> _EXTRACTED RECORDS_
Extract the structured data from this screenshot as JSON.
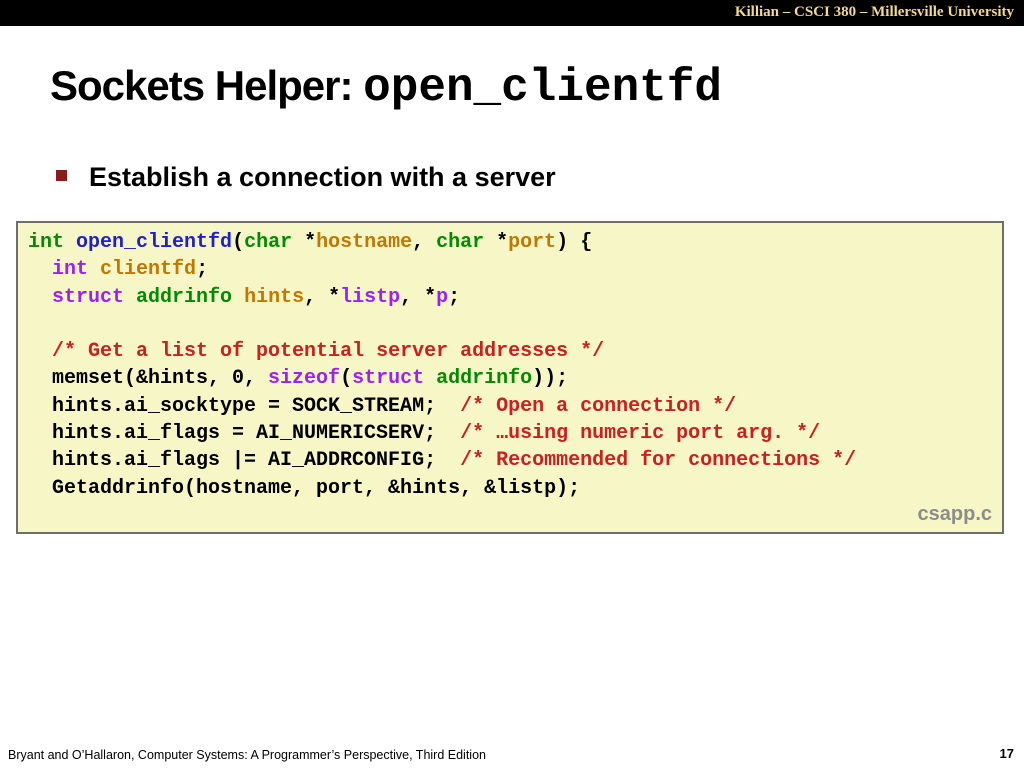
{
  "header": {
    "course_label": "Killian – CSCI 380 – Millersville University"
  },
  "slide": {
    "title_text": "Sockets Helper: ",
    "title_code": "open_clientfd",
    "bullet": "Establish a connection with a server",
    "code_source": "csapp.c",
    "code_lines": [
      [
        {
          "t": "int",
          "c": "kw"
        },
        {
          "t": " ",
          "c": "txt"
        },
        {
          "t": "open_clientfd",
          "c": "fn"
        },
        {
          "t": "(",
          "c": "txt"
        },
        {
          "t": "char",
          "c": "kw"
        },
        {
          "t": " *",
          "c": "txt"
        },
        {
          "t": "hostname",
          "c": "var"
        },
        {
          "t": ", ",
          "c": "txt"
        },
        {
          "t": "char",
          "c": "kw"
        },
        {
          "t": " *",
          "c": "txt"
        },
        {
          "t": "port",
          "c": "var"
        },
        {
          "t": ") {",
          "c": "txt"
        }
      ],
      [
        {
          "t": "  ",
          "c": "txt"
        },
        {
          "t": "int",
          "c": "kw2"
        },
        {
          "t": " ",
          "c": "txt"
        },
        {
          "t": "clientfd",
          "c": "var"
        },
        {
          "t": ";",
          "c": "txt"
        }
      ],
      [
        {
          "t": "  ",
          "c": "txt"
        },
        {
          "t": "struct",
          "c": "kw2"
        },
        {
          "t": " ",
          "c": "txt"
        },
        {
          "t": "addrinfo",
          "c": "kw"
        },
        {
          "t": " ",
          "c": "txt"
        },
        {
          "t": "hints",
          "c": "var"
        },
        {
          "t": ", *",
          "c": "txt"
        },
        {
          "t": "listp",
          "c": "kw2"
        },
        {
          "t": ", *",
          "c": "txt"
        },
        {
          "t": "p",
          "c": "kw2"
        },
        {
          "t": ";",
          "c": "txt"
        }
      ],
      [],
      [
        {
          "t": "  ",
          "c": "txt"
        },
        {
          "t": "/* Get a list of potential server addresses */",
          "c": "cm"
        }
      ],
      [
        {
          "t": "  memset(&hints, 0, ",
          "c": "txt"
        },
        {
          "t": "sizeof",
          "c": "kw2"
        },
        {
          "t": "(",
          "c": "txt"
        },
        {
          "t": "struct",
          "c": "kw2"
        },
        {
          "t": " ",
          "c": "txt"
        },
        {
          "t": "addrinfo",
          "c": "kw"
        },
        {
          "t": "));",
          "c": "txt"
        }
      ],
      [
        {
          "t": "  hints.ai_socktype = SOCK_STREAM;  ",
          "c": "txt"
        },
        {
          "t": "/* Open a connection */",
          "c": "cm"
        }
      ],
      [
        {
          "t": "  hints.ai_flags = AI_NUMERICSERV;  ",
          "c": "txt"
        },
        {
          "t": "/* …using numeric port arg. */",
          "c": "cm"
        }
      ],
      [
        {
          "t": "  hints.ai_flags |= AI_ADDRCONFIG;  ",
          "c": "txt"
        },
        {
          "t": "/* Recommended for connections */",
          "c": "cm"
        }
      ],
      [
        {
          "t": "  Getaddrinfo(hostname, port, &hints, &listp);",
          "c": "txt"
        }
      ]
    ]
  },
  "footer": {
    "citation": "Bryant and O’Hallaron, Computer Systems: A Programmer’s Perspective, Third Edition",
    "page_number": "17"
  },
  "colors": {
    "top_bar": "#000000",
    "course_label": "#f3d98a",
    "code_background": "#f7f6c6",
    "bullet_marker": "#8b1a1a",
    "keyword_green": "#008c00",
    "keyword_purple": "#a020f0",
    "function_blue": "#1f1fcf",
    "identifier_orange": "#c07800",
    "comment_red": "#cc2020",
    "source_file_gray": "#8c8c8c"
  }
}
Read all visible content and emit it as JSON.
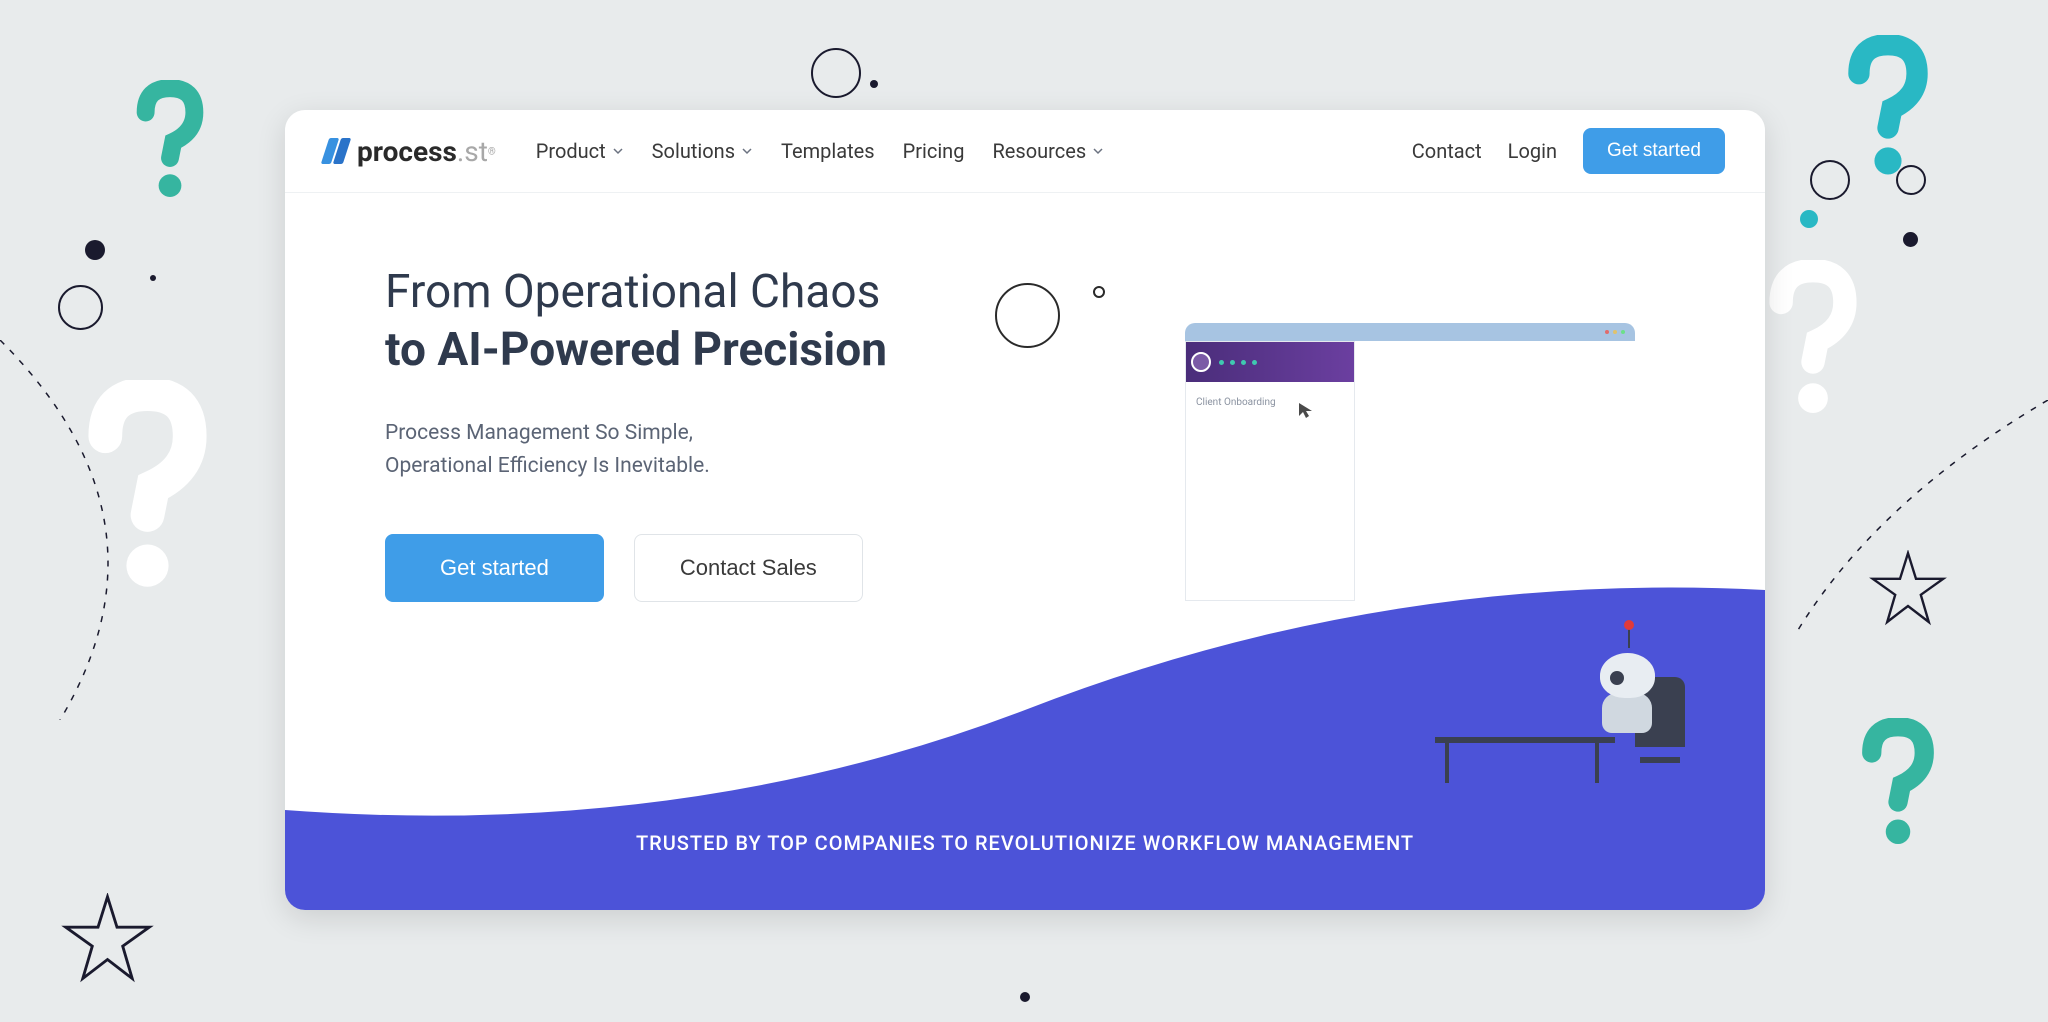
{
  "logo": {
    "name": "process",
    "ext": ".st"
  },
  "nav": {
    "items": [
      {
        "label": "Product",
        "dropdown": true
      },
      {
        "label": "Solutions",
        "dropdown": true
      },
      {
        "label": "Templates",
        "dropdown": false
      },
      {
        "label": "Pricing",
        "dropdown": false
      },
      {
        "label": "Resources",
        "dropdown": true
      }
    ],
    "right": {
      "contact": "Contact",
      "login": "Login",
      "cta": "Get started"
    }
  },
  "hero": {
    "title_line1": "From Operational Chaos",
    "title_line2": "to AI-Powered Precision",
    "sub_line1": "Process Management So Simple,",
    "sub_line2": "Operational Efficiency Is Inevitable.",
    "primary_cta": "Get started",
    "secondary_cta": "Contact Sales"
  },
  "mockup": {
    "sidebar_label": "Client Onboarding"
  },
  "trust": "TRUSTED BY TOP COMPANIES TO REVOLUTIONIZE WORKFLOW MANAGEMENT",
  "colors": {
    "primary_blue": "#3f9de8",
    "indigo": "#4c53d8",
    "teal": "#36b5a0",
    "dark": "#1a1a2e"
  }
}
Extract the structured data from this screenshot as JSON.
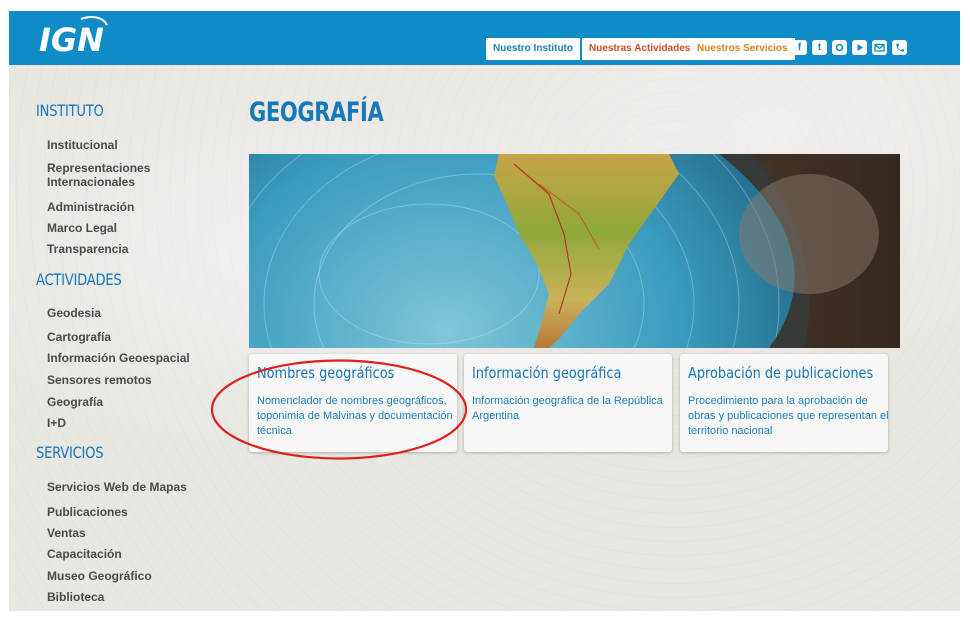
{
  "header": {
    "logo_text": "IGN",
    "nav": [
      "Nuestro Instituto",
      "Nuestras Actividades",
      "Nuestros Servicios"
    ],
    "social_icons": [
      "facebook-icon",
      "twitter-icon",
      "instagram-icon",
      "youtube-icon",
      "email-icon",
      "phone-icon"
    ],
    "brand_color": "#0f8bc7"
  },
  "sidebar": {
    "sections": [
      {
        "title": "INSTITUTO",
        "items": [
          "Institucional",
          "Representaciones Internacionales",
          "Administración",
          "Marco Legal",
          "Transparencia"
        ]
      },
      {
        "title": "ACTIVIDADES",
        "items": [
          "Geodesia",
          "Cartografía",
          "Información Geoespacial",
          "Sensores remotos",
          "Geografía",
          "I+D"
        ]
      },
      {
        "title": "SERVICIOS",
        "items": [
          "Servicios Web de Mapas",
          "Publicaciones",
          "Ventas",
          "Capacitación",
          "Museo Geográfico",
          "Biblioteca"
        ]
      }
    ]
  },
  "main": {
    "title": "GEOGRAFÍA",
    "cards": [
      {
        "title": "Nombres geográficos",
        "desc": "Nomenclador de nombres geográficos, toponimia de Malvinas y documentación técnica"
      },
      {
        "title": "Información geográfica",
        "desc": "Información geográfica de la República Argentina"
      },
      {
        "title": "Aprobación de publicaciones",
        "desc": "Procedimiento para la aprobación de obras y publicaciones que representan el territorio nacional"
      }
    ]
  },
  "annotation": {
    "color": "#e0201b"
  }
}
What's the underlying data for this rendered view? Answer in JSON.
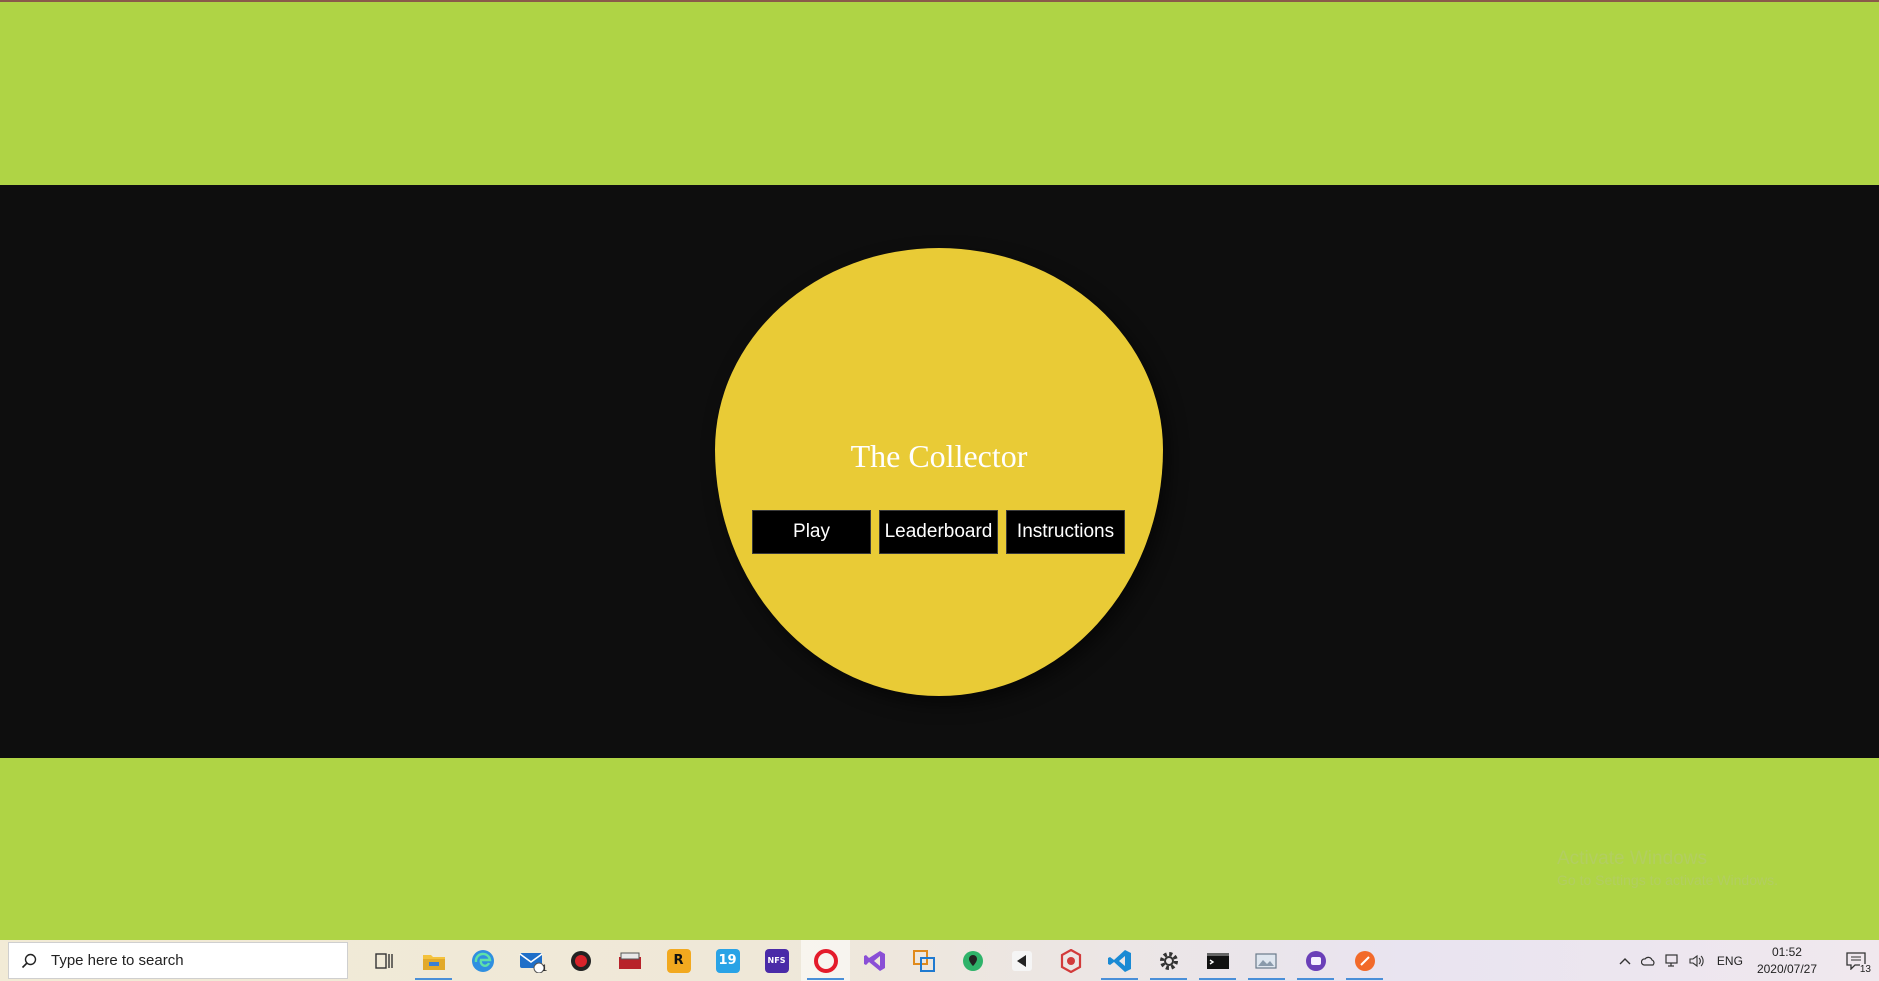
{
  "game": {
    "title": "The Collector",
    "buttons": {
      "play": "Play",
      "leaderboard": "Leaderboard",
      "instructions": "Instructions"
    },
    "colors": {
      "background": "#afd445",
      "band": "#0e0e0e",
      "blob": "#e9cb36",
      "button": "#000000"
    }
  },
  "watermark": {
    "title": "Activate Windows",
    "subtitle": "Go to Settings to activate Windows."
  },
  "taskbar": {
    "search_placeholder": "Type here to search",
    "apps": [
      "task-view",
      "file-explorer",
      "edge",
      "mail",
      "app-red-circle",
      "media-app",
      "rockstar",
      "app-19",
      "nfs",
      "opera",
      "visual-studio",
      "layers-app",
      "maps-pin-app",
      "unity",
      "hex-app",
      "vscode",
      "settings",
      "terminal",
      "photos",
      "purple-app",
      "orange-app"
    ],
    "mail_badge": "1",
    "tray": {
      "language": "ENG",
      "time": "01:52",
      "date": "2020/07/27",
      "notification_count": "13"
    }
  }
}
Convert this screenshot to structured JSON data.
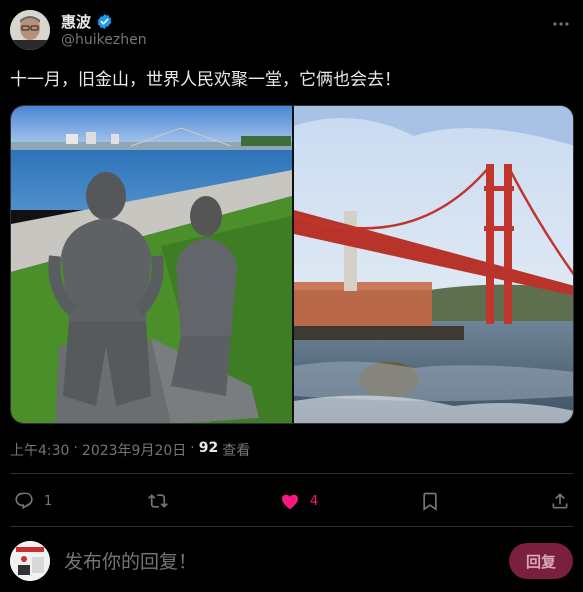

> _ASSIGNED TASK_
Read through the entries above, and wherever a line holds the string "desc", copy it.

> _TASK RESULT_
        "desc": "Nomenclador de nombres geográficos, toponimia de Malvinas y documentación técnica"
        "desc": "Información geográfica de la República Argentina"
        "desc": "Procedimiento para la aprobación de obras y publicaciones que representan el territorio nacional"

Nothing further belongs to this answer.